*Assigned task*.
Leave the pictures out while you restate every entry below word for word.

*** Begin section ***

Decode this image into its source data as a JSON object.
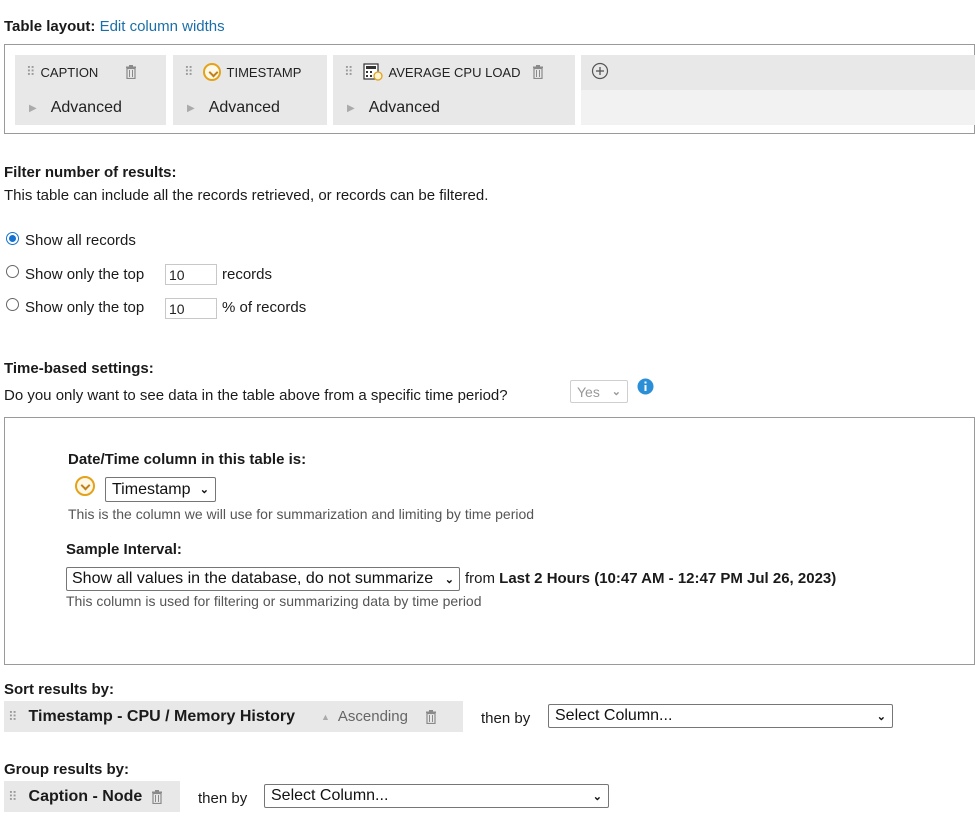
{
  "table_layout": {
    "label": "Table layout:",
    "edit_link": "Edit column widths",
    "columns": [
      {
        "name": "CAPTION",
        "advanced": "Advanced"
      },
      {
        "name": "TIMESTAMP",
        "advanced": "Advanced"
      },
      {
        "name": "AVERAGE CPU LOAD",
        "advanced": "Advanced"
      }
    ]
  },
  "filter": {
    "title": "Filter number of results:",
    "description": "This table can include all the records retrieved, or records can be filtered.",
    "options": [
      {
        "label": "Show all records",
        "selected": true
      },
      {
        "label_before": "Show only the top",
        "value": "10",
        "label_after": "records",
        "selected": false
      },
      {
        "label_before": "Show only the top",
        "value": "10",
        "label_after": "% of records",
        "selected": false
      }
    ]
  },
  "time_settings": {
    "title": "Time-based settings:",
    "question": "Do you only want to see data in the table above from a specific time period?",
    "answer": "Yes",
    "info_icon": "info-icon",
    "datetime_label": "Date/Time column in this table is:",
    "datetime_value": "Timestamp",
    "datetime_help": "This is the column we will use for summarization and limiting by time period",
    "sample_label": "Sample Interval:",
    "sample_value": "Show all values in the database, do not summarize",
    "from_label": "from",
    "range_text": "Last 2 Hours (10:47 AM - 12:47 PM Jul 26, 2023)",
    "sample_help": "This column is used for filtering or summarizing data by time period"
  },
  "sort": {
    "title": "Sort results by:",
    "field": "Timestamp - CPU / Memory History",
    "order": "Ascending",
    "then_by": "then by",
    "select_placeholder": "Select Column..."
  },
  "group": {
    "title": "Group results by:",
    "field": "Caption - Node",
    "then_by": "then by",
    "select_placeholder": "Select Column..."
  },
  "colors": {
    "link": "#1a6fa8",
    "chip_bg": "#e8e8e8",
    "radio_selected": "#1672d0",
    "info": "#2a8fd6",
    "clock": "#e3a21a"
  }
}
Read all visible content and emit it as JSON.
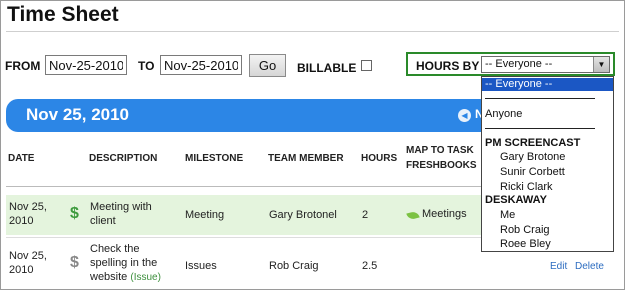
{
  "page": {
    "title": "Time Sheet"
  },
  "filters": {
    "from_label": "FROM",
    "from_value": "Nov-25-2010",
    "to_label": "TO",
    "to_value": "Nov-25-2010",
    "go_label": "Go",
    "billable_label": "BILLABLE",
    "billable_checked": false,
    "hours_by_label": "HOURS BY",
    "hours_by_value": "-- Everyone --"
  },
  "date_bar": {
    "date": "Nov 25, 2010",
    "next_label": "N"
  },
  "table": {
    "headers": {
      "date": "DATE",
      "description": "DESCRIPTION",
      "milestone": "MILESTONE",
      "team_member": "TEAM MEMBER",
      "hours": "HOURS",
      "map_to_task_line1": "MAP TO TASK",
      "map_to_task_line2": "FRESHBOOKS"
    },
    "rows": [
      {
        "date_line1": "Nov 25,",
        "date_line2": "2010",
        "billable": true,
        "description_line1": "Meeting with",
        "description_line2": "client",
        "milestone": "Meeting",
        "team_member": "Gary Brotonel",
        "hours": "2",
        "task": "Meetings"
      },
      {
        "date_line1": "Nov 25,",
        "date_line2": "2010",
        "billable": false,
        "description_line1": "Check the",
        "description_line2": "spelling in the",
        "description_line3": "website",
        "issue_tag": "(Issue)",
        "milestone": "Issues",
        "team_member": "Rob Craig",
        "hours": "2.5",
        "edit_label": "Edit",
        "delete_label": "Delete"
      }
    ]
  },
  "dropdown": {
    "selected": "-- Everyone --",
    "anyone": "Anyone",
    "groups": [
      {
        "name": "PM SCREENCAST",
        "members": [
          "Gary Brotone",
          "Sunir Corbett",
          "Ricki Clark"
        ]
      },
      {
        "name": "DESKAWAY",
        "members": [
          "Me",
          "Rob Craig",
          "Roee Bley"
        ]
      }
    ]
  },
  "colors": {
    "accent_blue": "#2c86e6",
    "billable_green": "#3c9a3c",
    "row_highlight": "#e4f4dd",
    "hours_box_border": "#2a8a2a",
    "dropdown_selection": "#1b57c4"
  },
  "icons": {
    "billable": "dollar-icon",
    "task": "leaf-icon",
    "prev": "prev-arrow-icon",
    "select": "dropdown-arrow-icon"
  }
}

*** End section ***

*Your solution*.
Decode this image into its source data as a JSON object.
{
  "table_layout": {
    "label": "Table layout:",
    "edit_link": "Edit column widths",
    "columns": [
      {
        "name": "CAPTION",
        "advanced": "Advanced"
      },
      {
        "name": "TIMESTAMP",
        "advanced": "Advanced"
      },
      {
        "name": "AVERAGE CPU LOAD",
        "advanced": "Advanced"
      }
    ]
  },
  "filter": {
    "title": "Filter number of results:",
    "description": "This table can include all the records retrieved, or records can be filtered.",
    "options": [
      {
        "label": "Show all records",
        "selected": true
      },
      {
        "label_before": "Show only the top",
        "value": "10",
        "label_after": "records",
        "selected": false
      },
      {
        "label_before": "Show only the top",
        "value": "10",
        "label_after": "% of records",
        "selected": false
      }
    ]
  },
  "time_settings": {
    "title": "Time-based settings:",
    "question": "Do you only want to see data in the table above from a specific time period?",
    "answer": "Yes",
    "info_icon": "info-icon",
    "datetime_label": "Date/Time column in this table is:",
    "datetime_value": "Timestamp",
    "datetime_help": "This is the column we will use for summarization and limiting by time period",
    "sample_label": "Sample Interval:",
    "sample_value": "Show all values in the database, do not summarize",
    "from_label": "from",
    "range_text": "Last 2 Hours (10:47 AM - 12:47 PM Jul 26, 2023)",
    "sample_help": "This column is used for filtering or summarizing data by time period"
  },
  "sort": {
    "title": "Sort results by:",
    "field": "Timestamp - CPU / Memory History",
    "order": "Ascending",
    "then_by": "then by",
    "select_placeholder": "Select Column..."
  },
  "group": {
    "title": "Group results by:",
    "field": "Caption - Node",
    "then_by": "then by",
    "select_placeholder": "Select Column..."
  },
  "colors": {
    "link": "#1a6fa8",
    "chip_bg": "#e8e8e8",
    "radio_selected": "#1672d0",
    "info": "#2a8fd6",
    "clock": "#e3a21a"
  }
}
Read all visible content and emit it as JSON.
{
  "page": {
    "title": "Time Sheet"
  },
  "filters": {
    "from_label": "FROM",
    "from_value": "Nov-25-2010",
    "to_label": "TO",
    "to_value": "Nov-25-2010",
    "go_label": "Go",
    "billable_label": "BILLABLE",
    "billable_checked": false,
    "hours_by_label": "HOURS BY",
    "hours_by_value": "-- Everyone --"
  },
  "date_bar": {
    "date": "Nov 25, 2010",
    "next_label": "N"
  },
  "table": {
    "headers": {
      "date": "DATE",
      "description": "DESCRIPTION",
      "milestone": "MILESTONE",
      "team_member": "TEAM MEMBER",
      "hours": "HOURS",
      "map_to_task_line1": "MAP TO TASK",
      "map_to_task_line2": "FRESHBOOKS"
    },
    "rows": [
      {
        "date_line1": "Nov 25,",
        "date_line2": "2010",
        "billable": true,
        "description_line1": "Meeting with",
        "description_line2": "client",
        "milestone": "Meeting",
        "team_member": "Gary Brotonel",
        "hours": "2",
        "task": "Meetings"
      },
      {
        "date_line1": "Nov 25,",
        "date_line2": "2010",
        "billable": false,
        "description_line1": "Check the",
        "description_line2": "spelling in the",
        "description_line3": "website",
        "issue_tag": "(Issue)",
        "milestone": "Issues",
        "team_member": "Rob Craig",
        "hours": "2.5",
        "edit_label": "Edit",
        "delete_label": "Delete"
      }
    ]
  },
  "dropdown": {
    "selected": "-- Everyone --",
    "anyone": "Anyone",
    "groups": [
      {
        "name": "PM SCREENCAST",
        "members": [
          "Gary Brotone",
          "Sunir Corbett",
          "Ricki Clark"
        ]
      },
      {
        "name": "DESKAWAY",
        "members": [
          "Me",
          "Rob Craig",
          "Roee Bley"
        ]
      }
    ]
  },
  "colors": {
    "accent_blue": "#2c86e6",
    "billable_green": "#3c9a3c",
    "row_highlight": "#e4f4dd",
    "hours_box_border": "#2a8a2a",
    "dropdown_selection": "#1b57c4"
  },
  "icons": {
    "billable": "dollar-icon",
    "task": "leaf-icon",
    "prev": "prev-arrow-icon",
    "select": "dropdown-arrow-icon"
  }
}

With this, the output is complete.